Pretty much everything about this guy rubs me the wrong way. The usual cheesy testimonials / vague promises of content which never really gets previewed, the obvious astroturfing, which he continues to respond to as if they're organic genuine comments, etc. Just leaves a really bad taste in my mouth.
Testimonials, podcasts appearances, and comments here were not solicited. People just did that on their own.
Jeremy from Software Engineering Radio actually really bought the alpha version, and his invitation to the podcast was out of the blue. Jason didn't buy my book (I think) but wanted to talk about it. Juan sent me his testimonial himself. And I wasn't their friend beforehand either.
> never really gets previewed
I linked two previews, one is a full chapter. I also have like 8 readable screens of good quality on the book page.
As you mentioned, I was flat-out wrong about the previews. Not sure if I scrolled straight past that section or what.
Wishing you the best with your book. And FWIW I like the bash-based approach; I agree with the philosophy of peeling away the abstraction layers.
The comments could have been seen as odd, but your openness suggests it was just a coincidence.
Also, congrats on writing a full book!
I find it very hard to believe the ratio of happy purchasers already seeing value vs. questioners about what this really is being 5:1 or more. Sad to see.
There's a whole successful social network (Goodreads) built on people's desire to talk about books, frequently in the form of effusive praise.
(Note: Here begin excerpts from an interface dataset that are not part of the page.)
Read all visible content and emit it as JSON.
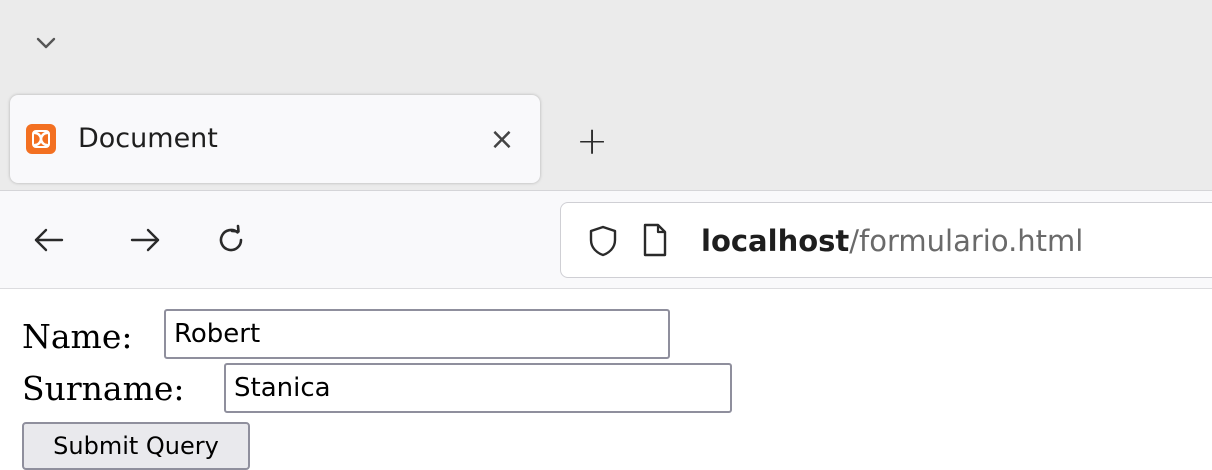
{
  "browser": {
    "tab": {
      "title": "Document",
      "close_glyph": "×",
      "favicon": "xampp-icon"
    },
    "new_tab_glyph": "+",
    "address_bar": {
      "host": "localhost",
      "path": "/formulario.html"
    },
    "colors": {
      "favicon": "#f37021",
      "chrome_bg": "#ebebeb"
    }
  },
  "form": {
    "name": {
      "label": "Name:",
      "value": "Robert"
    },
    "surname": {
      "label": "Surname:",
      "value": "Stanica"
    },
    "submit_label": "Submit Query"
  }
}
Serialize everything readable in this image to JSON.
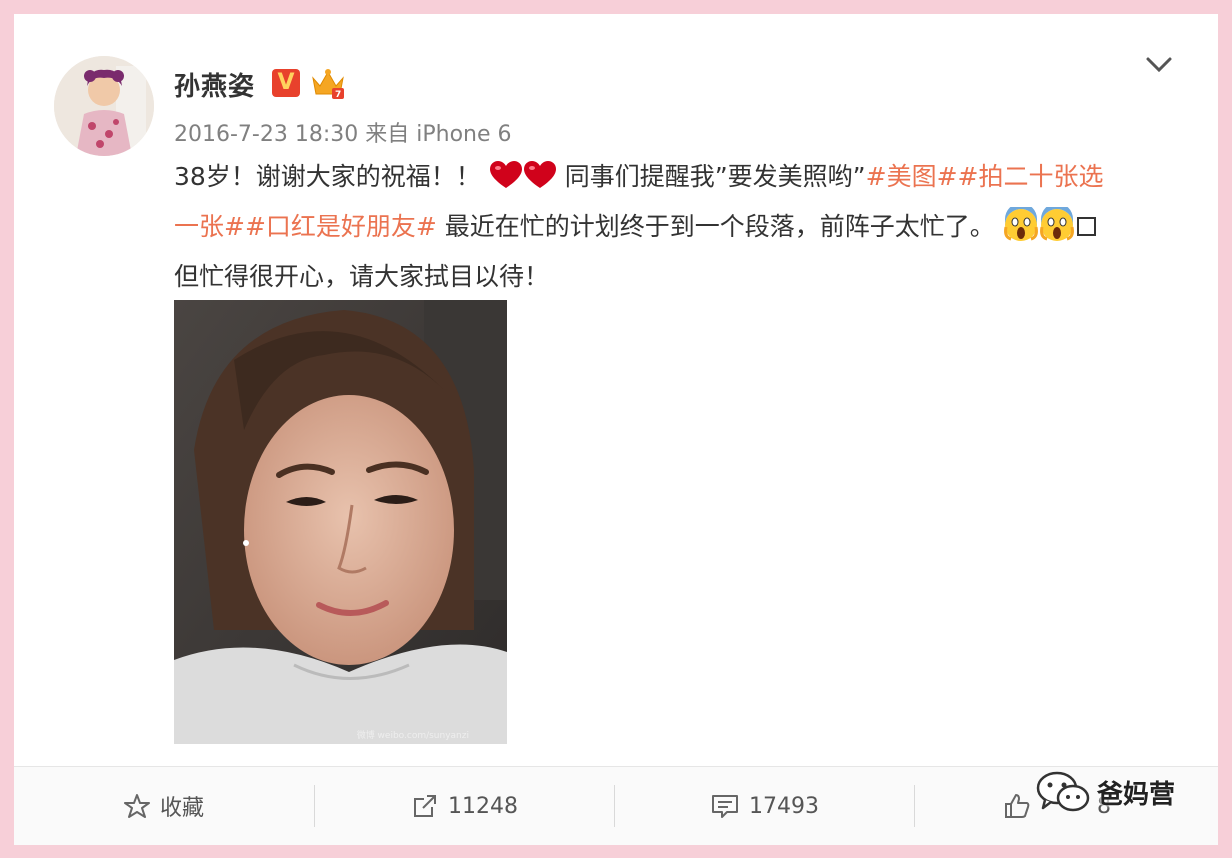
{
  "post": {
    "username": "孙燕姿",
    "verified_badge": "V",
    "timestamp": "2016-7-23 18:30",
    "source": "来自 iPhone 6",
    "content": {
      "line1_a": "38岁！谢谢大家的祝福！！",
      "line1_b": "同事们提醒我”要发美照哟”",
      "hashtag1": "#美图#",
      "hashtag2_part1": "#拍二十张选",
      "hashtag2_part2": "一张#",
      "hashtag3": "#口红是好朋友#",
      "line2_b": " 最近在忙的计划终于到一个段落，前阵子太忙了。",
      "line3": "但忙得很开心，请大家拭目以待！"
    },
    "photo_alt": "selfie photo",
    "photo_watermark": "微博 weibo.com/sunyanzi"
  },
  "actions": {
    "favorite_label": "收藏",
    "repost_count": "11248",
    "comment_count": "17493",
    "like_count": "8"
  },
  "watermark": {
    "text": "爸妈营"
  },
  "colors": {
    "background": "#f7cfd8",
    "hashtag": "#eb7350",
    "text": "#333333",
    "meta": "#808080"
  },
  "icons": [
    "verified-icon",
    "crown-icon",
    "chevron-down-icon",
    "heart-icon",
    "scream-icon",
    "star-icon",
    "repost-icon",
    "comment-icon",
    "thumbs-up-icon",
    "wechat-icon"
  ]
}
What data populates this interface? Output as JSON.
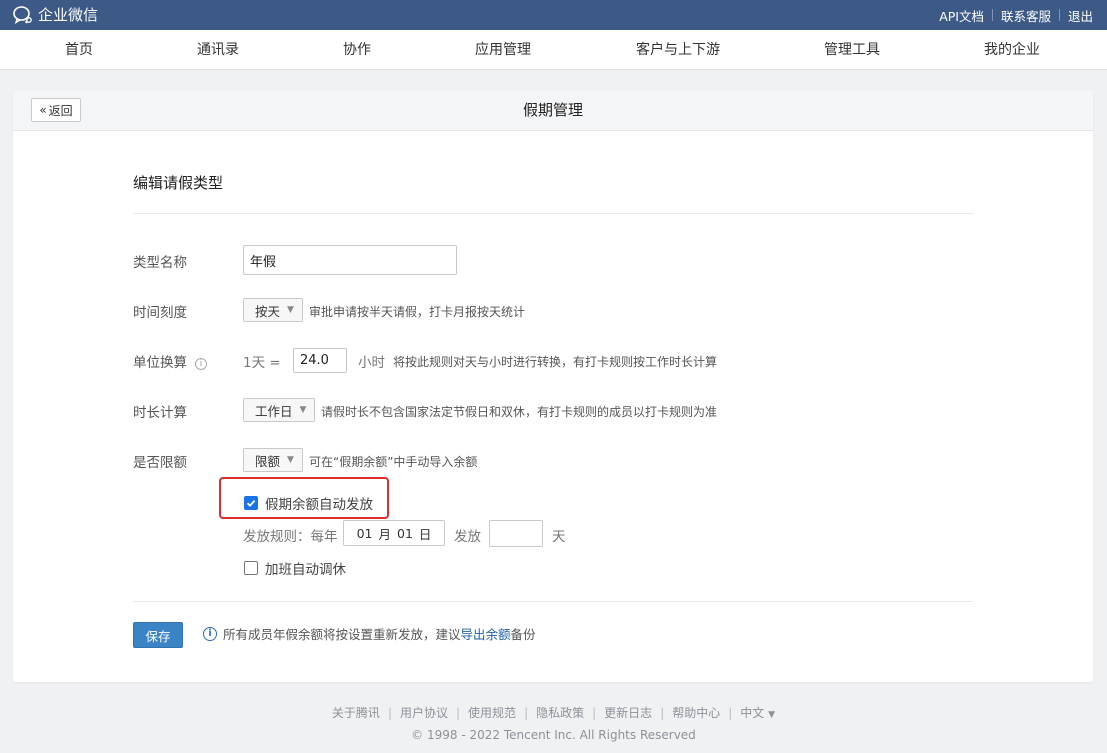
{
  "brand": {
    "name": "企业微信"
  },
  "top_links": [
    {
      "label": "API文档"
    },
    {
      "label": "联系客服"
    },
    {
      "label": "退出"
    }
  ],
  "nav": [
    {
      "label": "首页"
    },
    {
      "label": "通讯录"
    },
    {
      "label": "协作"
    },
    {
      "label": "应用管理"
    },
    {
      "label": "客户与上下游"
    },
    {
      "label": "管理工具"
    },
    {
      "label": "我的企业"
    }
  ],
  "page": {
    "back_label": "返回",
    "title": "假期管理",
    "section_title": "编辑请假类型"
  },
  "form": {
    "type_name": {
      "label": "类型名称",
      "value": "年假"
    },
    "time_unit": {
      "label": "时间刻度",
      "selected": "按天",
      "hint": "审批申请按半天请假，打卡月报按天统计"
    },
    "conversion": {
      "label": "单位换算",
      "prefix": "1天 =",
      "value": "24.0",
      "unit": "小时",
      "hint": "将按此规则对天与小时进行转换，有打卡规则按工作时长计算"
    },
    "duration_calc": {
      "label": "时长计算",
      "selected": "工作日",
      "hint": "请假时长不包含国家法定节假日和双休，有打卡规则的成员以打卡规则为准"
    },
    "quota": {
      "label": "是否限额",
      "selected": "限额",
      "hint": "可在“假期余额”中手动导入余额"
    },
    "auto_issue": {
      "label": "假期余额自动发放",
      "checked": true
    },
    "issue_rule": {
      "label": "发放规则：每年",
      "month": "01",
      "month_unit": "月",
      "day": "01",
      "day_unit": "日",
      "issue_label": "发放",
      "amount": "",
      "amount_unit": "天"
    },
    "overtime": {
      "label": "加班自动调休",
      "checked": false
    }
  },
  "actions": {
    "save_label": "保存",
    "note_prefix": "所有成员年假余额将按设置重新发放，建议",
    "note_link": "导出余额",
    "note_suffix": "备份"
  },
  "footer": {
    "links": [
      {
        "label": "关于腾讯"
      },
      {
        "label": "用户协议"
      },
      {
        "label": "使用规范"
      },
      {
        "label": "隐私政策"
      },
      {
        "label": "更新日志"
      },
      {
        "label": "帮助中心"
      },
      {
        "label": "中文"
      }
    ],
    "copyright": "© 1998 - 2022 Tencent Inc. All Rights Reserved"
  },
  "colors": {
    "topbar": "#3d5a87",
    "primary": "#3a84c6",
    "highlight": "#e02c2c",
    "checkbox": "#1a73e8"
  }
}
I think being able to trace the product to a single individual (e.g. a book's author) helps make it particularly appealing to leave that sort of feedback: we know it feels great to hear that someone values a thing you've created, and we like the idea of giving that pleasure to the creators of things we like.
I somehow doubt it's in the form of 5:1 ratio of effusive praise to questioning/criticism outside of the true top books there, and then to see this on a random ad where the OP swears he's not contacted anyone about the Show HN and yet all his "happy" "lurking" "customers" pop up with really sweet words within an hour is comical
I understand people are nice sometimes, but it's clearly not organic here.
And yet it's 100% organic here. I was few times on the HN frontpage with my blog (that links my book) so I was hoping some of my readers actually hang out here. I postponed Show HN a few months to get a few hundreds customers first. But that's it.
You don't have to believe me, but it's the truth.
If you’re just looking at the top reviews for a book it’s more questionable; they tend toward the extremes: enraptured encomiums about how beautiful and important and bold the book is, or insult-laden rants where the book is a whipping post for the reviewer to show off what a biting sense of humor they have.
I swear nothing was solicited. I just posted it myself and waited. No Twitter, no mailing lists, nada.
"Deploy Ruby, Python, PostgreSQL, and Redis."
But to provide more value I chose certain language runtimes and databases, because writing only in general is not as useful and tangible. What it means is that a chapter on application servers goes through some options you want to look for, and after that discusses configuration of Puma and Gunicorn as examples.
So if you are running Node.js, I don't have (currently) specific configuration directives listed, but you would know what to look for.
I might add more to the current list, but obviously I can never cover everything.
However, I will take all of your knowledge-pods. Resistance is futile. :)